(What needs to be done):
Please print the data that follows, keeping every line exact.

(Data records):
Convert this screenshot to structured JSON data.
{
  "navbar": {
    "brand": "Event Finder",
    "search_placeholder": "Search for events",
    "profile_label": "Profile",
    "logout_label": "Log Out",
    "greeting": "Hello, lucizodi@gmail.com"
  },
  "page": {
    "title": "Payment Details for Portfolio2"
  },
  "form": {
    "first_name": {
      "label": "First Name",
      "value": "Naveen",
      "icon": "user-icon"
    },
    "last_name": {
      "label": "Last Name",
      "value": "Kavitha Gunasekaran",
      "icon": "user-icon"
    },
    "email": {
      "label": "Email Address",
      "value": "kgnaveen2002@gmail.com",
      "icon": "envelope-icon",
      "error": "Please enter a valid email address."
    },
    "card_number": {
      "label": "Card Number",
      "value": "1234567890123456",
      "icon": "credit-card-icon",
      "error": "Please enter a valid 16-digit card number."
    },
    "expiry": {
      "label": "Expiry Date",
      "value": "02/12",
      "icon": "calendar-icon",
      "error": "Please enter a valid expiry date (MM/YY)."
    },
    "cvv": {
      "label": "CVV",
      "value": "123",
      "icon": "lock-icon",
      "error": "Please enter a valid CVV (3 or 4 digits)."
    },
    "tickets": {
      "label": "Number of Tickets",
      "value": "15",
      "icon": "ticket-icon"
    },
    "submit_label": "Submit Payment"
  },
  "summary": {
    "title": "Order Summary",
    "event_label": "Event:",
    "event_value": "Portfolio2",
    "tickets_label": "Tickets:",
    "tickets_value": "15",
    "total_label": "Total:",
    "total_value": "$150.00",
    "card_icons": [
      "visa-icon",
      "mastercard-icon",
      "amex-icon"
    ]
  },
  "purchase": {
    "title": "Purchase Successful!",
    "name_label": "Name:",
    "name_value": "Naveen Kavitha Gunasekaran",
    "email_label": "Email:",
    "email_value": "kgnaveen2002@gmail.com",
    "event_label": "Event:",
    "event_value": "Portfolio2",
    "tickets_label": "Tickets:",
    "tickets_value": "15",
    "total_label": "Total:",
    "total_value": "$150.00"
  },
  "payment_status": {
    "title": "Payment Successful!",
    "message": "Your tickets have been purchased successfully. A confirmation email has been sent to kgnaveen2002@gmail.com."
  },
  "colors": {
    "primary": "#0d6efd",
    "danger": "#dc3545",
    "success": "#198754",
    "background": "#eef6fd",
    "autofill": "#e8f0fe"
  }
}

(Task response):
Convert this screenshot to structured JSON data.
{
  "navbar": {
    "brand": "Event Finder",
    "search_placeholder": "Search for events",
    "profile_label": "Profile",
    "logout_label": "Log Out",
    "greeting": "Hello, lucizodi@gmail.com"
  },
  "page": {
    "title": "Payment Details for Portfolio2"
  },
  "form": {
    "first_name": {
      "label": "First Name",
      "value": "Naveen",
      "icon": "user-icon"
    },
    "last_name": {
      "label": "Last Name",
      "value": "Kavitha Gunasekaran",
      "icon": "user-icon"
    },
    "email": {
      "label": "Email Address",
      "value": "kgnaveen2002@gmail.com",
      "icon": "envelope-icon",
      "error": "Please enter a valid email address."
    },
    "card_number": {
      "label": "Card Number",
      "value": "1234567890123456",
      "icon": "credit-card-icon",
      "error": "Please enter a valid 16-digit card number."
    },
    "expiry": {
      "label": "Expiry Date",
      "value": "02/12",
      "icon": "calendar-icon",
      "error": "Please enter a valid expiry date (MM/YY)."
    },
    "cvv": {
      "label": "CVV",
      "value": "123",
      "icon": "lock-icon",
      "error": "Please enter a valid CVV (3 or 4 digits)."
    },
    "tickets": {
      "label": "Number of Tickets",
      "value": "15",
      "icon": "ticket-icon"
    },
    "submit_label": "Submit Payment"
  },
  "summary": {
    "title": "Order Summary",
    "event_label": "Event:",
    "event_value": "Portfolio2",
    "tickets_label": "Tickets:",
    "tickets_value": "15",
    "total_label": "Total:",
    "total_value": "$150.00",
    "card_icons": [
      "visa-icon",
      "mastercard-icon",
      "amex-icon"
    ]
  },
  "purchase": {
    "title": "Purchase Successful!",
    "name_label": "Name:",
    "name_value": "Naveen Kavitha Gunasekaran",
    "email_label": "Email:",
    "email_value": "kgnaveen2002@gmail.com",
    "event_label": "Event:",
    "event_value": "Portfolio2",
    "tickets_label": "Tickets:",
    "tickets_value": "15",
    "total_label": "Total:",
    "total_value": "$150.00"
  },
  "payment_status": {
    "title": "Payment Successful!",
    "message": "Your tickets have been purchased successfully. A confirmation email has been sent to kgnaveen2002@gmail.com."
  },
  "colors": {
    "primary": "#0d6efd",
    "danger": "#dc3545",
    "success": "#198754",
    "background": "#eef6fd",
    "autofill": "#e8f0fe"
  }
}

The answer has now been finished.